All is not lost

"Ken Livingstone has five children by three women" screamed one headline, "Johnson admits using cocaine as a teenager" shouted another.The other candidates for London mayor were never really going to get a look in. Two larger than life characters, oozing charisma, the personification of their politics. This was no ordinary election.

After a decade of national success for the reds, the blues are allegedly on the march and politics has got interesting again, it is said. Last night's results will be viewed in this context.

It was always going to be a difficult set of results for Labour, though it was not quite as bad as many had expected, with Labour down 162 councillors around the country at the time of writing. However, it is the London result that everyone is waiting for. What happens in the capital will dominate the weekend's headlines and set the political scene for next few weeks. So what will the London result tell us about the state of the parties and, most importantly, the forthcoming general election? In the short term, it obviously matters; in the long term, its significance is surely questionable.

People may not know what tier of government has competence over which policy area but they do draw a distinction between the local and the national. For example, on the doorstep in Streatham (admittedly not a bellwether seat), the overwhelming majority of voters voiced strong opinions on the two principal mayoral protagonists, but this was mostly to do with their like or dislike of the personalities involved.

When asked about the government and the prime minister's performance to date, the majority of voters in Labour and non-Labour wards in Streatham were not rushing to judgement, even after the 10p tax rate saga (an avoidable and regrettable mistake made by a party that has lifted hundreds of thousands out of poverty since 1997). Many are waiting to see how the PM responds in the coming months.

These doorstep encounters are, of course, not reflected in the polls which suggest a bleaker picture for Labour. But the polls have been bouncing all over the place since last summer and the general election is some time away. There is still a good deal to play for.

For those outside the Westminster bubble, politics is not a game. They want to know how the politics of each party will make a tangible difference to their daily lives. First and foremost they want the government to take the long term decisions to ensure economic prosperity and stability in an uncertain world which affects jobs and mortgages,. But parties need to do more than act as competent managers of UK plc.

Labour must present the public with a vision of the kind of society it wants to bring about if it is to convince voters that it deserves a fourth term.

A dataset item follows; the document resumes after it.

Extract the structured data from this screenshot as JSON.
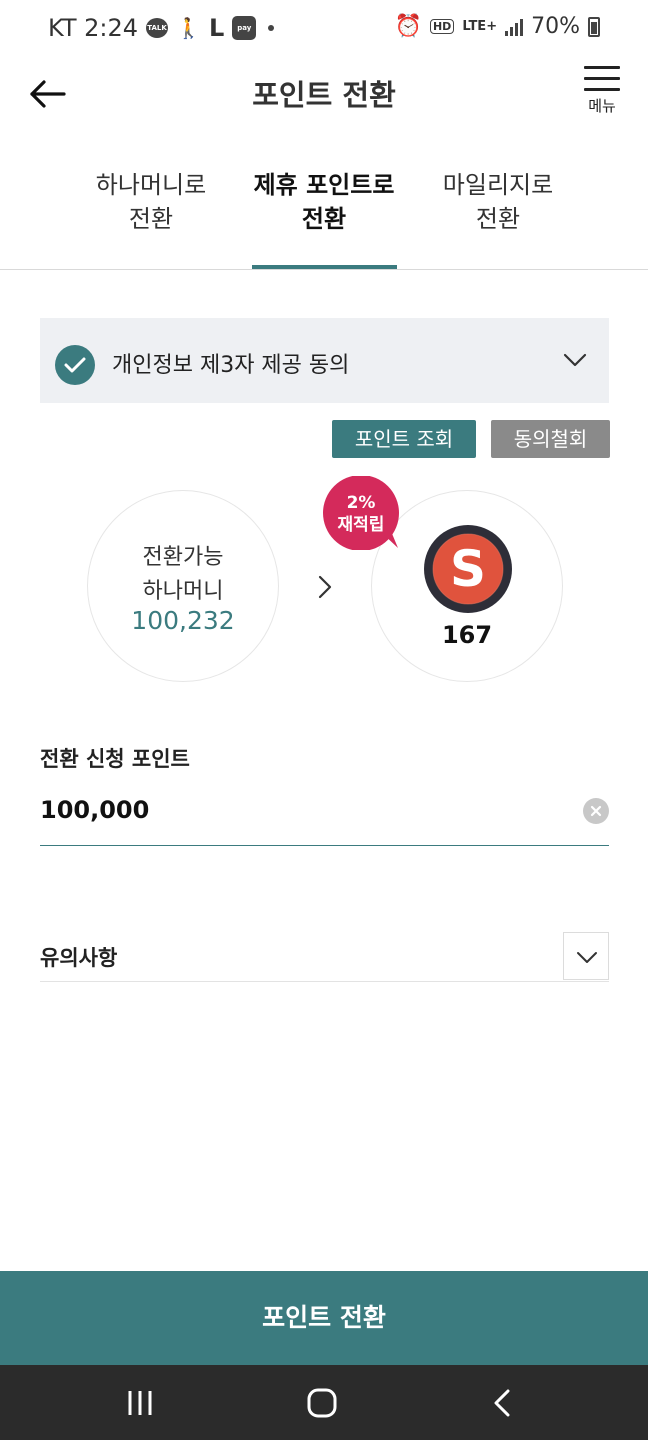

It needs to show that government is not simply a matter of service delivery and management, but about transforming society. Labour needs to clearly and succinctly give the answer to the question "why and for what purpose?" in a way in which people can connect.

Gordon Brown did that in a passionate speech he gave to the Compass national conference four years ago. He said that Labour should seek to create a Britain where "the town square is more than a marketplace, the city centre more than where people buy and sell, the community more than a collection of individuals". He continued: "a measure of success would be that people think not of the hospital, or even just of my hospital but of our hospital" and in every town and city people would talk "not just of the school or even of my school but talk with pride of our school at the heart of our community."

He needs to return to that kind of oratory and complete the story so there can be no doubt what Labour is for, what it is doing and where it is going.

Chuka Umunna, Compass and PPC for Streatham

Published in Guardian